The last time Wes Anderson came around the block to show us a live action feature, 2009’s The Darjeeling Limited, he faced a baptism of fire like he’s never faced before. Critics and fans alike, as well as the regular crop of haters, seemed to be waiting to shout “hipster crap!” to the first person who would listen. Too quirky! It’s Tenenbaums in a different continent! And the damn soundtrack!

To his credit though, he came through that trial completely unphased, first delivering the stop-motion wonder The Fantastic Mr. Fox and now the throwback first love tale, Moonrise Kingdom. Once again,Anderson has dipped deeply into his ink well of familiar tropes and flourished each thought with his singular style.

His seventh film, Moonrise presents a simple story: a boy and a girl, Sam and Suzy (newcomers Jared Gilman and Kara Hayward), both young, both outcasts who are occasionally prone to violent outbursts, fall in love.
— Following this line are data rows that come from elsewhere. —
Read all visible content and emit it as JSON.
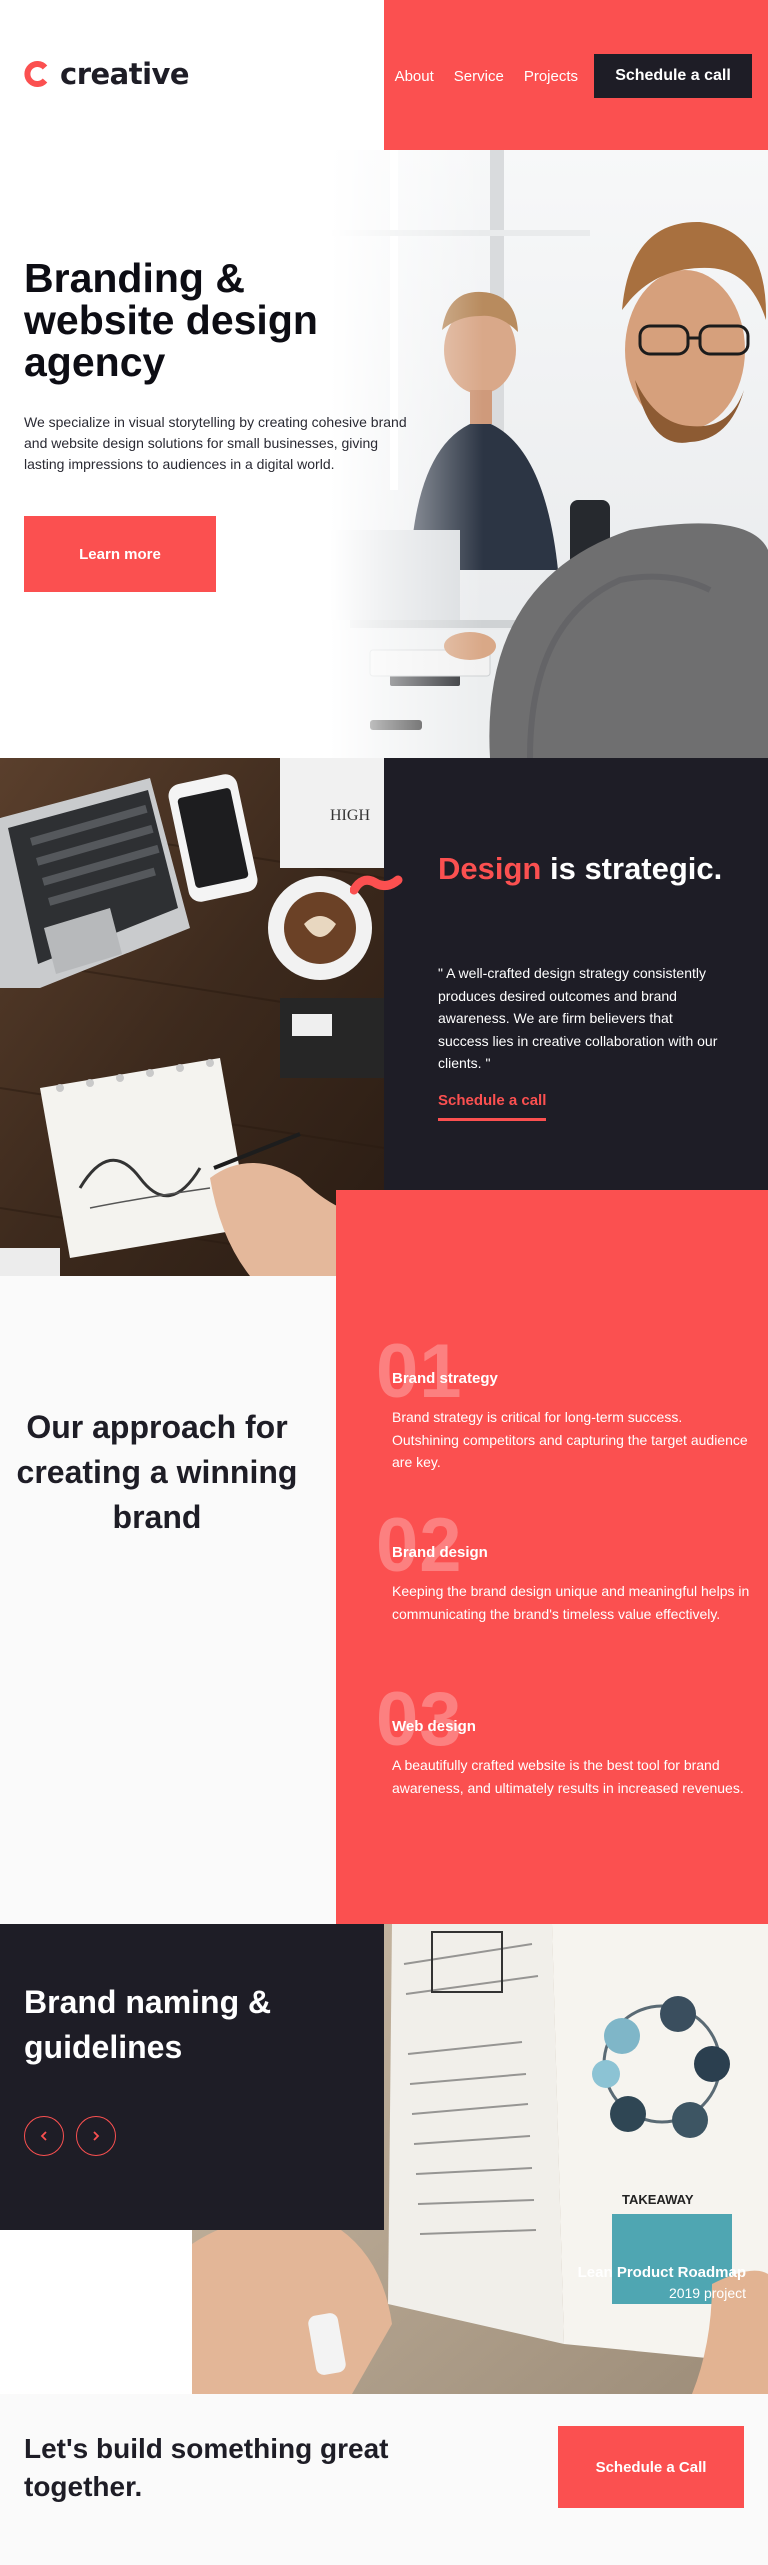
{
  "header": {
    "logo_text": "creative",
    "nav": [
      {
        "label": "About"
      },
      {
        "label": "Service"
      },
      {
        "label": "Projects"
      }
    ],
    "cta_label": "Schedule a call"
  },
  "hero": {
    "title": "Branding & website design agency",
    "subtitle": "We specialize in visual storytelling by creating cohesive brand and website design solutions for small businesses, giving lasting impressions to audiences in a digital world.",
    "button_label": "Learn more"
  },
  "strategy": {
    "title_accent": "Design",
    "title_rest": " is strategic.",
    "quote": "\" A well-crafted design strategy consistently produces desired outcomes and brand awareness. We are firm believers that success lies in creative collaboration with our clients. \"",
    "link_label": "Schedule a call"
  },
  "approach": {
    "title": "Our approach for creating a winning brand",
    "steps": [
      {
        "number": "01",
        "title": "Brand strategy",
        "description": "Brand strategy is critical for long-term success. Outshining competitors and capturing the target audience are key."
      },
      {
        "number": "02",
        "title": "Brand design",
        "description": "Keeping the brand design unique and meaningful helps in communicating the brand's timeless value effectively."
      },
      {
        "number": "03",
        "title": "Web design",
        "description": "A beautifully crafted website is the best tool for brand awareness, and ultimately results in increased revenues."
      }
    ]
  },
  "naming": {
    "title": "Brand naming & guidelines",
    "caption_title": "Lean Product Roadmap",
    "caption_sub": "2019 project"
  },
  "footer": {
    "title": "Let's build something great together.",
    "button_label": "Schedule a Call"
  },
  "colors": {
    "accent": "#fb5050",
    "dark": "#1e1d26",
    "light": "#fafafa"
  },
  "icons": [
    "logo-mark-icon",
    "arrow-left-icon",
    "arrow-right-icon"
  ]
}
The pair, feeling their home lives caving in on them, decide to run away to make that love work within the little bit of space they can carve out together before parents (Frances McDormand and an absolutely show-stealing performance by Bill Murray), troopmasters (Edward Norton, Harvey Keitel) and Johnny Law (Bruce Willis) can catch up with them to tell them they’re too damn young.

It’s a nice story to think about, and many people will find it to be a story they’ve been thinking about in some shape or form since they were twelve too. But there’s been some suggestion in the ether that the film’s premise doesn’t necessarily work because kids don’t fall in love like that, not that deeply, not that young. And all kids don’t, but some do. The plot description describes my fifth grade classmates Andy and Zoë as much as it describes Sam and Suzy. Andy and Zoë, occasionally violent outcasts themselves, were able to convince enough people of their love that when they got “married” during a spring recess after lunch period, nearly every kid from fourth and fifth grade followed them in a mass wedding procession around the schoolyard as the teachers watched on in awe. Much like Khaki Scout Troop 55 — who view Sam as their mortal enemy — eventually comes around to Sam and Suzy’s side, becoming their eventual protectors, we came around to Andy and Zoë’s side too in the face of such a mad display of love.

That kind of mad display both stories have has to be respected, maybe even envied. As torturous as those years are, these are the kinds of moments you can look back on without the echoes of a stomach ache and Moonrise hits on this hard and with passion in every stride. Anderson’s woodsy thought process won’t necessarily evoke a true childhood moment for all, but elicits a thorough batch of the rainy summer daydreams where most grand childhood adventures and romances are so often had: in heads and hearts, if not in flesh. Maybe that’s a more true evocation of childhood anyway, because the best part of childhood is the imagination. It’s the things we wish we could do, before we know why we can’t do them. Fly like Superman, draw like John Romita Jr, swing like Ken Griffey Jr, or just to be able to speak to your crush without dropping dead right on the spot. They’re all equally impossible at that age, except in our heads, and in our movies.